━━━ Input for this task ━━━
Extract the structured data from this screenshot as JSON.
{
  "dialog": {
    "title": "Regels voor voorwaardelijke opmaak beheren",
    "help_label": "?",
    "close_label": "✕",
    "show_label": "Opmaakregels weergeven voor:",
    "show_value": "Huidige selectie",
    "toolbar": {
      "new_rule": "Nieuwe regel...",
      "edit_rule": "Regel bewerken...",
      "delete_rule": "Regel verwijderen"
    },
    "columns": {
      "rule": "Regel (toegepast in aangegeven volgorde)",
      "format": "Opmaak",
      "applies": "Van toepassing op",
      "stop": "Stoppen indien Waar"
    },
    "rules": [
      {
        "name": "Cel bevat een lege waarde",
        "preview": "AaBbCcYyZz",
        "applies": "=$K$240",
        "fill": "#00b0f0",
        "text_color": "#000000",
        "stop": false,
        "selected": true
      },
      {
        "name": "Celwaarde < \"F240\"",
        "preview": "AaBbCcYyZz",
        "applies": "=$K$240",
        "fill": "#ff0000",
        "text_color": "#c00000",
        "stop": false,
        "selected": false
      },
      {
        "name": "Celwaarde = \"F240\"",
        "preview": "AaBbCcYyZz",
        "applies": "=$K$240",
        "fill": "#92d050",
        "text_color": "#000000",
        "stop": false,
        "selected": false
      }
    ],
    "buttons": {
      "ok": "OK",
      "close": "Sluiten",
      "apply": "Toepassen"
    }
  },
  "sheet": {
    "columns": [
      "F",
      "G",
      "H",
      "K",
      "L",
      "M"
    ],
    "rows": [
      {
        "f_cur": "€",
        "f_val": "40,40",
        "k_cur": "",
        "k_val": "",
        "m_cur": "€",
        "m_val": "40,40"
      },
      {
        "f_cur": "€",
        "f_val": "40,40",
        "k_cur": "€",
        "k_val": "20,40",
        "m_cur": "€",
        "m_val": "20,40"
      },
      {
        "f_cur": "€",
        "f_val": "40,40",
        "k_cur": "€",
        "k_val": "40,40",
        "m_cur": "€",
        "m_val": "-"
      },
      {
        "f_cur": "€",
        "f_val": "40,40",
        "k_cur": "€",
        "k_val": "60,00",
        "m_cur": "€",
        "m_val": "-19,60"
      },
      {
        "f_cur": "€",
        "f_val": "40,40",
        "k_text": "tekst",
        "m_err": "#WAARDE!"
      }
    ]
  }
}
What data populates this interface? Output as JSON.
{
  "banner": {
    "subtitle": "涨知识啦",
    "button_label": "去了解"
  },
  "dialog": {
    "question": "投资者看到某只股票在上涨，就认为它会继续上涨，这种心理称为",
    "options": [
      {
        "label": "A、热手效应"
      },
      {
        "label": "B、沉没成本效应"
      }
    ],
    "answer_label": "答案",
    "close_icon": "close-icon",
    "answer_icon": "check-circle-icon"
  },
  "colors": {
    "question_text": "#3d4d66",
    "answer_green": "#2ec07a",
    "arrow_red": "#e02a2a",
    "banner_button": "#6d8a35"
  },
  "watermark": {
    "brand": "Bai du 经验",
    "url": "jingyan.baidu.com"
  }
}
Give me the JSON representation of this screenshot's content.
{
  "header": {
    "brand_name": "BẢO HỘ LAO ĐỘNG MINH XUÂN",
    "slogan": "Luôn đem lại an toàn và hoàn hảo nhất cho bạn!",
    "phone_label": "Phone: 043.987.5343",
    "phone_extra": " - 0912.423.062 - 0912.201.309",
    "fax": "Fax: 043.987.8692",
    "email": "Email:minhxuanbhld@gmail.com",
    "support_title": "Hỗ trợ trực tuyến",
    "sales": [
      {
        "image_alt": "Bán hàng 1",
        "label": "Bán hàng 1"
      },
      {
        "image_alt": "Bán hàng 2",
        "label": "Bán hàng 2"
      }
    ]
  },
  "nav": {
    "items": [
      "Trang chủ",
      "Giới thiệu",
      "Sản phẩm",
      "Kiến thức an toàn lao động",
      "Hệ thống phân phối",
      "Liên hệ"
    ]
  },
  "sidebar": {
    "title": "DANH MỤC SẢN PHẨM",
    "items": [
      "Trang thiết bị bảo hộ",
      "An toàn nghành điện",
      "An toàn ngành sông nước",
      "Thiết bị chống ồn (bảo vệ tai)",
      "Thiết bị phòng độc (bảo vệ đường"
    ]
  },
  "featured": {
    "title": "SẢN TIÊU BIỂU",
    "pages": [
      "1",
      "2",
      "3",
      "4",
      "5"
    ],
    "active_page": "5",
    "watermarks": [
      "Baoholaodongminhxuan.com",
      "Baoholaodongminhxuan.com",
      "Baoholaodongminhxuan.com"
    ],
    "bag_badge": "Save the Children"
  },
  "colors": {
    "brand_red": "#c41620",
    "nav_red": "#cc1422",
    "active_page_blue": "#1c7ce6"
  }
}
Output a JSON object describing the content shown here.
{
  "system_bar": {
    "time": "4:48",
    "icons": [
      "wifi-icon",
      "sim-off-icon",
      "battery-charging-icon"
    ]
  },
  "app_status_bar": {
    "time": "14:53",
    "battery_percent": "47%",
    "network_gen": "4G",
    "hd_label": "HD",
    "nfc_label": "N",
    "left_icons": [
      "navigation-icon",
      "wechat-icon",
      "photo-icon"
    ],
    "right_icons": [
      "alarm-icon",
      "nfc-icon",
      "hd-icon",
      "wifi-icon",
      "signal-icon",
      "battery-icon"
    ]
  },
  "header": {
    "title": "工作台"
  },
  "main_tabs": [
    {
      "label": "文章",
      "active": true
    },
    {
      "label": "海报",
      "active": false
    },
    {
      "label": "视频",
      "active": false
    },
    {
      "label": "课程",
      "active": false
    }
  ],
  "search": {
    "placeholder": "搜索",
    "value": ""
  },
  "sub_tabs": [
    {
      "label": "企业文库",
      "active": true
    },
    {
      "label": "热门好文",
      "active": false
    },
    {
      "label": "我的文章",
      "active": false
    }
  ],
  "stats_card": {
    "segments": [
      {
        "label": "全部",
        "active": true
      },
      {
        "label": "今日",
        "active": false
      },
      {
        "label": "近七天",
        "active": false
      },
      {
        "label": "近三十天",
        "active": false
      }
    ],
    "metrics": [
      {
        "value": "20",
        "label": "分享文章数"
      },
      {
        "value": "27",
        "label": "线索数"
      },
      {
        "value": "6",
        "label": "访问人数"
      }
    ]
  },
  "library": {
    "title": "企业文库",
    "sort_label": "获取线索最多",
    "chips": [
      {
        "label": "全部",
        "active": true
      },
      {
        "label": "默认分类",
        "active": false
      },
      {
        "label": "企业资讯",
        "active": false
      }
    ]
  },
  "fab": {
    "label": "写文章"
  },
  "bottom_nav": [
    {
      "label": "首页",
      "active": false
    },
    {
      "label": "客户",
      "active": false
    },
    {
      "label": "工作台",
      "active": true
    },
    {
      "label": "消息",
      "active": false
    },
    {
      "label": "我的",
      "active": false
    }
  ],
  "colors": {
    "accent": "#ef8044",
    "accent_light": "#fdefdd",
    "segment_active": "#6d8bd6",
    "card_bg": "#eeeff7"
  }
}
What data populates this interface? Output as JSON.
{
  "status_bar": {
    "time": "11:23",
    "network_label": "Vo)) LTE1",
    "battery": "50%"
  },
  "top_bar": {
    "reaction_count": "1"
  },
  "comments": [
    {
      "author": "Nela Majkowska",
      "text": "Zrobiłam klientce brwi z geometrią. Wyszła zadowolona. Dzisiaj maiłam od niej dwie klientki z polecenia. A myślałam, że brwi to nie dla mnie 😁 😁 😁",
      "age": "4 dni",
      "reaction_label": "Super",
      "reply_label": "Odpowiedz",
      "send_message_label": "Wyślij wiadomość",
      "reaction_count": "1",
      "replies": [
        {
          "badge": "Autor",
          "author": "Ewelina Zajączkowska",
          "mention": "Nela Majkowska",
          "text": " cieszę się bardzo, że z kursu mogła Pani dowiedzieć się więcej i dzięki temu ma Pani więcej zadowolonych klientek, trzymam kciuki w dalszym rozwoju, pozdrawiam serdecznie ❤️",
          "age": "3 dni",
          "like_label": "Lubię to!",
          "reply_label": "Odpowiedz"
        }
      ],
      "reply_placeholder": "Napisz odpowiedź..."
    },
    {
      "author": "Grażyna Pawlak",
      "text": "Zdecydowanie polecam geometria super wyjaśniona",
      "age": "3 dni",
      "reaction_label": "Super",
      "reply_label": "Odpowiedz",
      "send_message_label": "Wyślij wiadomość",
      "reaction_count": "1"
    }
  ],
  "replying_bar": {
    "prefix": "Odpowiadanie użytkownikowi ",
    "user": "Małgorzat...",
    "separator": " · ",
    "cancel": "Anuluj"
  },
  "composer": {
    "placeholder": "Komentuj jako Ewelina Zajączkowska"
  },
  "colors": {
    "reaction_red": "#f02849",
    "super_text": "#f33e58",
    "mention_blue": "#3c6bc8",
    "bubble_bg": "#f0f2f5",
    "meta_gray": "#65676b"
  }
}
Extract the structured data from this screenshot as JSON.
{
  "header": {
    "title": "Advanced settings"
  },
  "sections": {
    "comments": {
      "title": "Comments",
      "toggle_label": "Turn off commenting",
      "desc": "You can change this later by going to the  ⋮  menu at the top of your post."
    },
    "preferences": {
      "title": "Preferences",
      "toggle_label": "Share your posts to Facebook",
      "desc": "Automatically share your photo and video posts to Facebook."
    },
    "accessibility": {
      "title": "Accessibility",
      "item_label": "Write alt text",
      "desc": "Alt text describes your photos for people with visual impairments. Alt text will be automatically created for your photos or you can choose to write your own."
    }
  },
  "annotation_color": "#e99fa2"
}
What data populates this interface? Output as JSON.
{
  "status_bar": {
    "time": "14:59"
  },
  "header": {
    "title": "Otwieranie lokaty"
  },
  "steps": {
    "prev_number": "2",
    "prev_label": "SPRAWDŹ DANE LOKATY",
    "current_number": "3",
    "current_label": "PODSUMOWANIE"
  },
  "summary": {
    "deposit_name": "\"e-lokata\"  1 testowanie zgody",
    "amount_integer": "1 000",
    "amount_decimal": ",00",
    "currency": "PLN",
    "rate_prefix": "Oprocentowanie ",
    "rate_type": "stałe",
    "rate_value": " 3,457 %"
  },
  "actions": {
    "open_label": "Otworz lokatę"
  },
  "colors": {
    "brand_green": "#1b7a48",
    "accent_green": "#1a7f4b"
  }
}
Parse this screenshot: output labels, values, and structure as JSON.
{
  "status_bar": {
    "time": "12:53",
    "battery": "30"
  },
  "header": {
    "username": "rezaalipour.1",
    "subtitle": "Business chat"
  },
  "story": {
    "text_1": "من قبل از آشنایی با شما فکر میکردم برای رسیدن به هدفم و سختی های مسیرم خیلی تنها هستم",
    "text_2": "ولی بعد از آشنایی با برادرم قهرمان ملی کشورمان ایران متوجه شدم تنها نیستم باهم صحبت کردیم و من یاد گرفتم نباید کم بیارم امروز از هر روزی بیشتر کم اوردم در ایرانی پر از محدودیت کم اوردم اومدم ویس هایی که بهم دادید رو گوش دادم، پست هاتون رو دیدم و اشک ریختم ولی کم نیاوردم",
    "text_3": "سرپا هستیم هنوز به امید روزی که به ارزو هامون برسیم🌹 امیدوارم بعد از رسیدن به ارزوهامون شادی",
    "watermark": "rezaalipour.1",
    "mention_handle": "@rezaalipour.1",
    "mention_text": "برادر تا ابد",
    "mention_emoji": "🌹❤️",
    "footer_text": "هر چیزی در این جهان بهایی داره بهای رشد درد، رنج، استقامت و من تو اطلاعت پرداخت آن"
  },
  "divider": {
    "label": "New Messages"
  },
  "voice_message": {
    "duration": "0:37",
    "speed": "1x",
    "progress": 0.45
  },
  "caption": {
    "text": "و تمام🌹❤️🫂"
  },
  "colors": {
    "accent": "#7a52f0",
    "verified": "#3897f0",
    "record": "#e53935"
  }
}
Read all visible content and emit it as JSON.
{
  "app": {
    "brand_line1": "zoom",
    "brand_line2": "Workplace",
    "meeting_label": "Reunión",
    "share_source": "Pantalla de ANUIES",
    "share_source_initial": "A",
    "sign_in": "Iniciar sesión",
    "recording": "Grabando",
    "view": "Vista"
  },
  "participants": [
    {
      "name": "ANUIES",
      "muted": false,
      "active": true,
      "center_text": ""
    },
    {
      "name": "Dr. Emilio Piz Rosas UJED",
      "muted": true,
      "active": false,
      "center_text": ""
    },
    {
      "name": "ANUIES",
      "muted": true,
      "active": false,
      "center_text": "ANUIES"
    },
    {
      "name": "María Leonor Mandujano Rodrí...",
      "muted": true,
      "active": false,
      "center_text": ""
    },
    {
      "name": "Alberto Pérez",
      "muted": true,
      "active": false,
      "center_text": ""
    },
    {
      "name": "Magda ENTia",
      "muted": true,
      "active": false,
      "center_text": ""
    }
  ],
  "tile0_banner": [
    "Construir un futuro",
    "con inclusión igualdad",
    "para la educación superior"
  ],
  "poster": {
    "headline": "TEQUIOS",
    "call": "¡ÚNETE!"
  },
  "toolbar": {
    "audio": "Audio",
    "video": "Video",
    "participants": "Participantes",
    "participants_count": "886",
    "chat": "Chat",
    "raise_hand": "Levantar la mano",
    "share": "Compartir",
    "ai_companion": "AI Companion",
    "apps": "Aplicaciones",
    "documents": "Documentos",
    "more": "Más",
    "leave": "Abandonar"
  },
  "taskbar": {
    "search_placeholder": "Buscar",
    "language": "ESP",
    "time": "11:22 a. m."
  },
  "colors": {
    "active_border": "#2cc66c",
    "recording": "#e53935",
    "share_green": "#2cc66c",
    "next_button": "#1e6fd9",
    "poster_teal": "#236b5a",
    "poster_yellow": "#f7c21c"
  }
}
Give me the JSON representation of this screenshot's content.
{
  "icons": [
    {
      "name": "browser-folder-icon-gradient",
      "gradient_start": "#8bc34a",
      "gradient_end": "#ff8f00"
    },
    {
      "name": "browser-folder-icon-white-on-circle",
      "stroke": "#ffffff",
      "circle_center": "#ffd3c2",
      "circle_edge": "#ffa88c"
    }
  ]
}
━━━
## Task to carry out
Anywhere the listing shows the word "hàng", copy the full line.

## Solution for this problem
        "image_alt": "Bán hàng 1",
        "label": "Bán hàng 1"
        "image_alt": "Bán hàng 2",
        "label": "Bán hàng 2"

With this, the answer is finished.